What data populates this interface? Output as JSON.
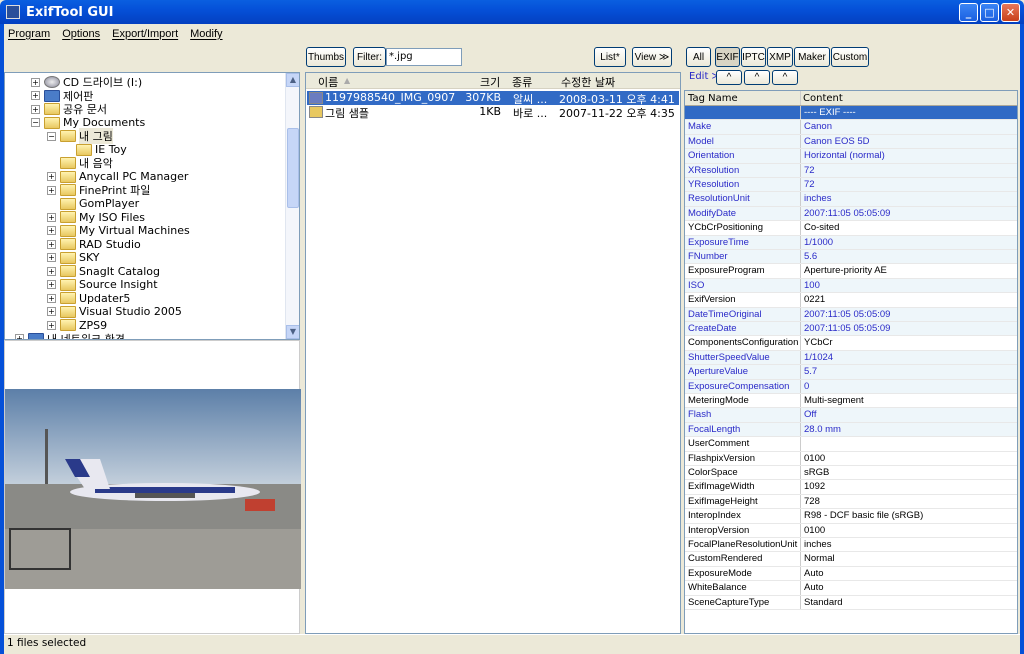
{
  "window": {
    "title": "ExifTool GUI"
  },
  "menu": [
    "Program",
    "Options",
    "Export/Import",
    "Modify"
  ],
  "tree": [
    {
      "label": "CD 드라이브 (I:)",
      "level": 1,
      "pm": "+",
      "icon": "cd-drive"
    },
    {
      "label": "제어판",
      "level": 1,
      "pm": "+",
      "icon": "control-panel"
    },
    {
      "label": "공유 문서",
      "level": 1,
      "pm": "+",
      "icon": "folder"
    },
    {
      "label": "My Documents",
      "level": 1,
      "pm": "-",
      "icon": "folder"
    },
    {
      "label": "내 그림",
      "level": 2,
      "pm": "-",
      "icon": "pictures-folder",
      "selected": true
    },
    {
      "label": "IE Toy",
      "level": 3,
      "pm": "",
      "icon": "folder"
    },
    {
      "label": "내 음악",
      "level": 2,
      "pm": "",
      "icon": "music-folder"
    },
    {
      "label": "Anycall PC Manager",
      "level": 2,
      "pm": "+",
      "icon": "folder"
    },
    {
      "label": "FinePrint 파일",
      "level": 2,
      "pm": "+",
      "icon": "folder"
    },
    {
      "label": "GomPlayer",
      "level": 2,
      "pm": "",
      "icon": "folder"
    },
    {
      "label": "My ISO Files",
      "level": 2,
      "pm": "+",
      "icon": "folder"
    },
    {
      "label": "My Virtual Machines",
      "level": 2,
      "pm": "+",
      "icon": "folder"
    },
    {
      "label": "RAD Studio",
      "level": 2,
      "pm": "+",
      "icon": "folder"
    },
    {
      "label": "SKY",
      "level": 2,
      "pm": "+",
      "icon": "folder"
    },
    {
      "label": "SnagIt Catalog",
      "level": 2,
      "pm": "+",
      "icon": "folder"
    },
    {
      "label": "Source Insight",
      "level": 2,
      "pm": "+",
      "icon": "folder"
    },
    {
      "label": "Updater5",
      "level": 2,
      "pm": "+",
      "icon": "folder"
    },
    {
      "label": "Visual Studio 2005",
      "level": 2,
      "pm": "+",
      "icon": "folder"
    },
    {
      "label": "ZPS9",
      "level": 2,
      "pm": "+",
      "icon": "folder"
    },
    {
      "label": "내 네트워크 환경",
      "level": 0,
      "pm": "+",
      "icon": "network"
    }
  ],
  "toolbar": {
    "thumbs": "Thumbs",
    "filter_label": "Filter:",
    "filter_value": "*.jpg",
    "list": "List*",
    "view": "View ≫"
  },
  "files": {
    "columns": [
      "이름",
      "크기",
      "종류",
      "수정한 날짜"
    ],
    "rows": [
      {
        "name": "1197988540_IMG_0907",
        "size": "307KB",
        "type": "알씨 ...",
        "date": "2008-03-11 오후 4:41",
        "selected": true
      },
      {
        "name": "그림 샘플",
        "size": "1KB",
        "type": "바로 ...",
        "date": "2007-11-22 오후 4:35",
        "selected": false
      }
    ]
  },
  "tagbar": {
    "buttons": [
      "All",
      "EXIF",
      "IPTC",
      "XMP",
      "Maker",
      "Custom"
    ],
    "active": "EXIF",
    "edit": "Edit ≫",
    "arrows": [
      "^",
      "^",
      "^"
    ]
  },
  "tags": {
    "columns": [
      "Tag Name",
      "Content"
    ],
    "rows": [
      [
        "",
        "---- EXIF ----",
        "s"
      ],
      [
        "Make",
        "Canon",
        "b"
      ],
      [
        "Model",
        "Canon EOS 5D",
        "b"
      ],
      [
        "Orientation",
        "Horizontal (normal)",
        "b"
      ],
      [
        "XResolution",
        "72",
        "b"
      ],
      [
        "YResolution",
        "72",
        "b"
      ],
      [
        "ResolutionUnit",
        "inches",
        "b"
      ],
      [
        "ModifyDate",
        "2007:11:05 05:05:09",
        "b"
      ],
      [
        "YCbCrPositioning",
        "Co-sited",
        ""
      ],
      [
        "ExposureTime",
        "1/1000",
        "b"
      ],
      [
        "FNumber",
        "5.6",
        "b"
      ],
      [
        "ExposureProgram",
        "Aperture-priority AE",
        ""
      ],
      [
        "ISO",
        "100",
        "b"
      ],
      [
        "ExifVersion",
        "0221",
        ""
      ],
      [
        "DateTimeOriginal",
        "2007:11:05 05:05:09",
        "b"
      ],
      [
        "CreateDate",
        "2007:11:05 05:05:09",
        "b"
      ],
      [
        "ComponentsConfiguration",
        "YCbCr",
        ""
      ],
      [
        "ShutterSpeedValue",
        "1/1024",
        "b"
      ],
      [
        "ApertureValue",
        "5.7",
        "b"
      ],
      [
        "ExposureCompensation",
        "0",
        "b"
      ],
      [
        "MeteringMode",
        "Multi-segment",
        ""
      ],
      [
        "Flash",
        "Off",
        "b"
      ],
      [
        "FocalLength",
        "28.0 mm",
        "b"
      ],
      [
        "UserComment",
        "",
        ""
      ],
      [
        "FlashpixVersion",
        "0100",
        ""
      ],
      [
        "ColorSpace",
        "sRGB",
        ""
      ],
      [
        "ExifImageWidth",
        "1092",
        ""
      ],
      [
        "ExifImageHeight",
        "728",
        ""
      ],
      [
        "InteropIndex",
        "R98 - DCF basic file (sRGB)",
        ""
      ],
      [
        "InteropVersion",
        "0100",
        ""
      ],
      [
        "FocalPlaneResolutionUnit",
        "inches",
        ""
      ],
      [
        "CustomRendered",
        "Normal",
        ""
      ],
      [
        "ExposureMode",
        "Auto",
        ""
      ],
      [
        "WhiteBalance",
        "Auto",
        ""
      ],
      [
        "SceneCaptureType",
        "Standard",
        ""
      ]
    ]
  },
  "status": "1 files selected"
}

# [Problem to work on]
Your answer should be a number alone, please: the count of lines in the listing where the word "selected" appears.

# [Response box]
4